How to Lead a Great Meeting


Facebook status update: “Long day with lots of meetings.”

  • Comment #1: “I’m so sorry!”
  • Comment #2: “Where can I send a sympathy card?”
  • Comment #3: “Just kill yourself and get it over with—ha!”
  • Comment #4: “Boooooorrrrrriiiiinnnnngggg”
  • Comment #5: “Hope you were able to play Angry Birds to pass the time.”

These responses aren't too uncommon, are they? It seems as if there is a general disdain of meetings. But that’s not how I look at meetings. I often find meetings to be the most productive moments of my week. It is a time I can connect with people I enjoy, talk about things I’m passionate about, and make progress that will have real impact on real people.

But I’ve also been in many meetings that couldn’t end soon enough. Sometimes it was because the leader wasn’t prepared, or the wrong people were in the room, or no one was clear about why we were meeting.

Here are some things I’ve found helpful in making sure meetings stay useful—and relatively painless—for everyone:


Don’t overpack your agenda, and don’t underestimate the importance of relational connection time. While you shouldn’t chase down every topic that is spontaneously brought up in the meeting, healthy teams allow meetings to be sidetracked on occasion. Sometimes the highest priority of the moment is experiencing community.


The most productive meetings happen when you know who is leading the meeting and what you are planning to accomplish by the time you adjourn. Write your goal(s) for the meeting on the top of the agenda. For a thirteen-hour, senior team meeting (two full days) I held at Granger, I published the goals at the beginning of the first day. None of us thought we’d be able to accomplish them within two days. Yet by keeping the goals in front of us and reviewing them every few hours, we kept focused, avoided rabbit-trail conversations, and accomplished every single goal by the end of the second day.
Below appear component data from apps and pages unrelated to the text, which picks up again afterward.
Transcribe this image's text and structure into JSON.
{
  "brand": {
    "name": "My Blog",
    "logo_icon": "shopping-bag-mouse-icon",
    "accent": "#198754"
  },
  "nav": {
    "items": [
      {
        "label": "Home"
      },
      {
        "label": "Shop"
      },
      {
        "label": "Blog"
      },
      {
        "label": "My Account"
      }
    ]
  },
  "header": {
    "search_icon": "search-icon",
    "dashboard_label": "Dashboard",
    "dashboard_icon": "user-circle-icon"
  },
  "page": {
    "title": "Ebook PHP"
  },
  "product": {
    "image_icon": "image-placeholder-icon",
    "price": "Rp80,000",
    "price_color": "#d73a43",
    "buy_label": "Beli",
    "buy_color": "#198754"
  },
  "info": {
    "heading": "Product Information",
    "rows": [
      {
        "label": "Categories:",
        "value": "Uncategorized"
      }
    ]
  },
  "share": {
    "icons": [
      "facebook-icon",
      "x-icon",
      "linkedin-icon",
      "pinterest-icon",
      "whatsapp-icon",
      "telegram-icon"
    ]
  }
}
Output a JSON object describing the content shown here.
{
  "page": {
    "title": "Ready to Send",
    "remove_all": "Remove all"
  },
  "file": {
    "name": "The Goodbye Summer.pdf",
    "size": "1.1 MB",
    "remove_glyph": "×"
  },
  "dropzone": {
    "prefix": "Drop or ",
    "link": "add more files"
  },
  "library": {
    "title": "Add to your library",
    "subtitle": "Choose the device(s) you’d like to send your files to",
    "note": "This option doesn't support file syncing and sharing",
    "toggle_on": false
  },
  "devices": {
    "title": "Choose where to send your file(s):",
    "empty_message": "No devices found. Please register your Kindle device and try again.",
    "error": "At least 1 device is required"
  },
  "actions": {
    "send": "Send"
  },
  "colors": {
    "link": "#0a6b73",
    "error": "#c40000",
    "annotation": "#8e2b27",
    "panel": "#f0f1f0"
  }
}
When possible, send the agenda out ahead of time. Give people a chance to contribute. If they don’t give you something for the agenda before the meeting, then you should rarely let them bring it up during the meeting. Just say, “That’s a great topic. Let’s discuss it off-line and consider adding it to next week’s agenda.” That said, don’t put everything on the agenda that is submitted. Some items really aren’t worth the time for the entire group to discuss. Get used to saying, “Let’s discuss that off-line,” or “You should get with Jane and Bob and come back with a recommendation.”


End the meeting with a “who will do what by when” list and distribute this immediately following the meeting. Use this printed list to start your next meeting.


Consider stacking your meetings. I tried to stack all my meetings on Tuesdays and Wednesdays. When I arrived on those days, I knew it was a meeting day. I didn’t have to fret that I was not getting my to-do list done. Likewise, on Mondays or Fridays I could be a productivity machine since I had very few meetings. And make sure to prioritize. Put the big rocks in first. Make sure your most important meetings are given priority on your schedule, and if other small-pebble meetings can fit around the big rocks, great. But if not, don’t schedule them.


If you find a meeting to be a waste of time, yet you aren’t the leader, then start leading up. I’ve been in that situation many times and have asked permission to come alongside a positional leader to help with preparing for the meeting, establishing the agenda, or running point to keep the meeting productive. Likewise, if you are running the meeting for your boss, be sure to get his or her input in advance of the meeting to make sure your boss’s concerns are scheduled for discussion.

In 2006, I attended the Drive Conference at North Point Community Church in Alpharetta, Georgia. Andy Stanley shared some great thoughts on leading meetings:

  • Pull members into the discussion.
  • Don’t interrupt a debate—listen. Some of you are peacemakers and try to smooth everything over. This doesn’t help. Fan the flame of conflict. If you have great leaders on your team, they will be highly opinionated and very persuasive. You need to have an environment where things can be debated and you are fine with it.
  • Don’t attempt to resolve tension—it won’t really be resolved.
  • Don’t allow team members to interrupt each other.
  • When you sense someone isn’t listening but only waiting to talk, address it.
  • Keep the discussion focused.
  • When a sensitive subject is going to be discussed, give those who may feel threatened a heads-up.

Here is the bottom line: if you are in a culture where meetings feel like a waste of time, change the culture. How? One meeting at a time.

Read more in Fairness is Overrated: And 51 Other Leadership Principles to Revolutionize Your Workplace